As the mechanism wears, a couple of issues arise -- noisy keys, unstable adjustments, and unstable pad seating. All of these problems can easily be solved by the repair technician. In fact, worn mechanisms are always adjusted when a flute is sent to Powell for an ovehaul. During an overhaul, the mechanism will be tightened and the keys fitted to restore proper function.
When do flute mechanisms begin to wear? Well, it all depends on the amount of usage over time. If a flute is twenty years old, but has been sitting in a closet untouched, there may be very little wear on the instrument's mechanism. If you have a new flute and practice regularly for several hours each day, the mechanism may become worn faster. The more use a flute gets, the more it will wear -- just like many things (tires, shoes, and the list goes on...). There is no need to worry, though. It is all part of the instrument's life cycle. Plus, as mentioned above, a worn flute mechanism can be easily adjusted by an authorized repair technician.
|Flute on the far left was made in the 1940s and has its original mechanism, which has just been adjust in an overhaul.

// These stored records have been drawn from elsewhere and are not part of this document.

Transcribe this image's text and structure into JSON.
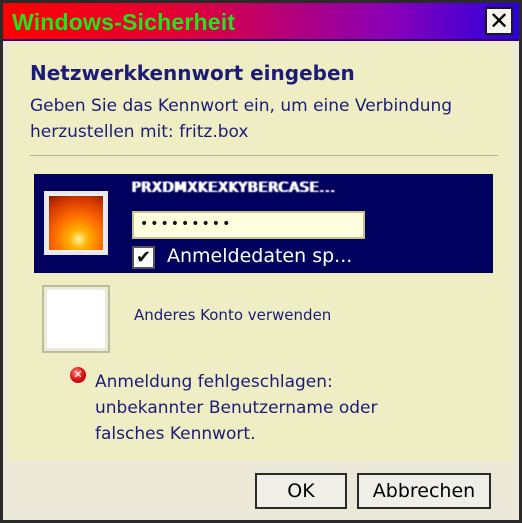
{
  "window": {
    "title": "Windows-Sicherheit",
    "close_glyph": "✕"
  },
  "dialog": {
    "heading": "Netzwerkkennwort eingeben",
    "description": "Geben Sie das Kennwort ein, um eine Verbindung herzustellen mit: fritz.box"
  },
  "credential": {
    "username": "PRXDMXKEXKYBERCASE...",
    "password_masked": "•••••••••",
    "remember_checked": true,
    "remember_glyph": "✔",
    "remember_label": "Anmeldedaten sp...",
    "avatar": "flower-avatar"
  },
  "other_account": {
    "label": "Anderes Konto verwenden"
  },
  "error": {
    "icon": "error-icon",
    "glyph": "✕",
    "message": "Anmeldung fehlgeschlagen: unbekannter Benutzername oder falsches Kennwort."
  },
  "buttons": {
    "ok": "OK",
    "cancel": "Abbrechen"
  },
  "colors": {
    "title_text": "#1ee61e",
    "selected_tile": "#00005e",
    "content_bg": "#efedc4",
    "text_blue": "#1c1c78"
  }
}
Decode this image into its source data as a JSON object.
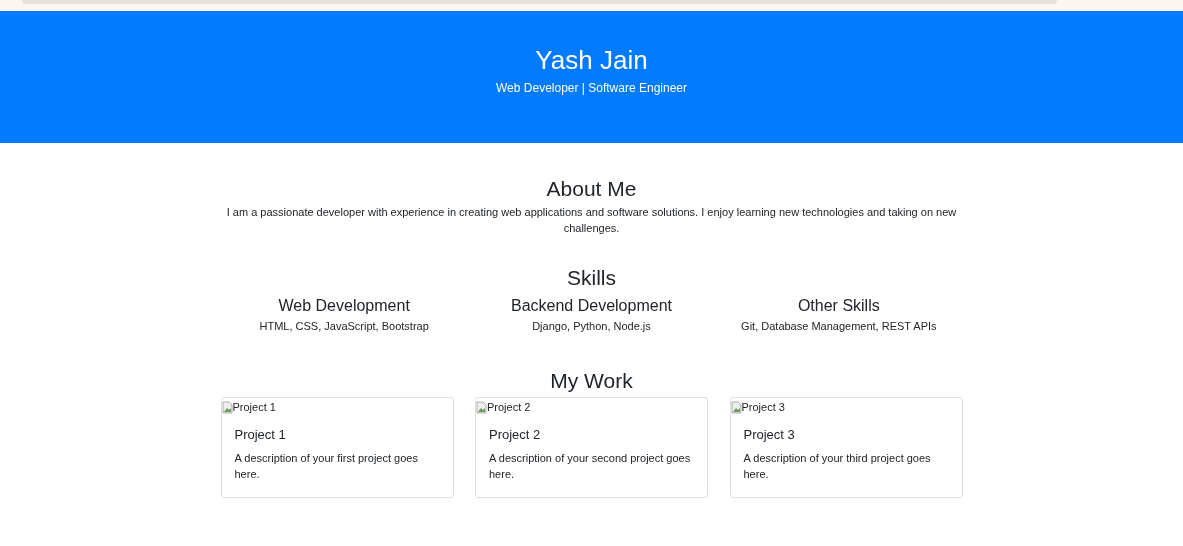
{
  "header": {
    "name": "Yash Jain",
    "tagline": "Web Developer | Software Engineer"
  },
  "about": {
    "heading": "About Me",
    "text": "I am a passionate developer with experience in creating web applications and software solutions. I enjoy learning new technologies and taking on new challenges."
  },
  "skills": {
    "heading": "Skills",
    "items": [
      {
        "title": "Web Development",
        "text": "HTML, CSS, JavaScript, Bootstrap"
      },
      {
        "title": "Backend Development",
        "text": "Django, Python, Node.js"
      },
      {
        "title": "Other Skills",
        "text": "Git, Database Management, REST APIs"
      }
    ]
  },
  "work": {
    "heading": "My Work",
    "projects": [
      {
        "image_alt": "Project 1",
        "title": "Project 1",
        "description": "A description of your first project goes here."
      },
      {
        "image_alt": "Project 2",
        "title": "Project 2",
        "description": "A description of your second project goes here."
      },
      {
        "image_alt": "Project 3",
        "title": "Project 3",
        "description": "A description of your third project goes here."
      }
    ]
  }
}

Two flutes to the right are Conservatories, which were both made after 2002.|
|Close-up on the body mechanisms of the three flutes.|
|Close-up on the footjoint mechanisms.|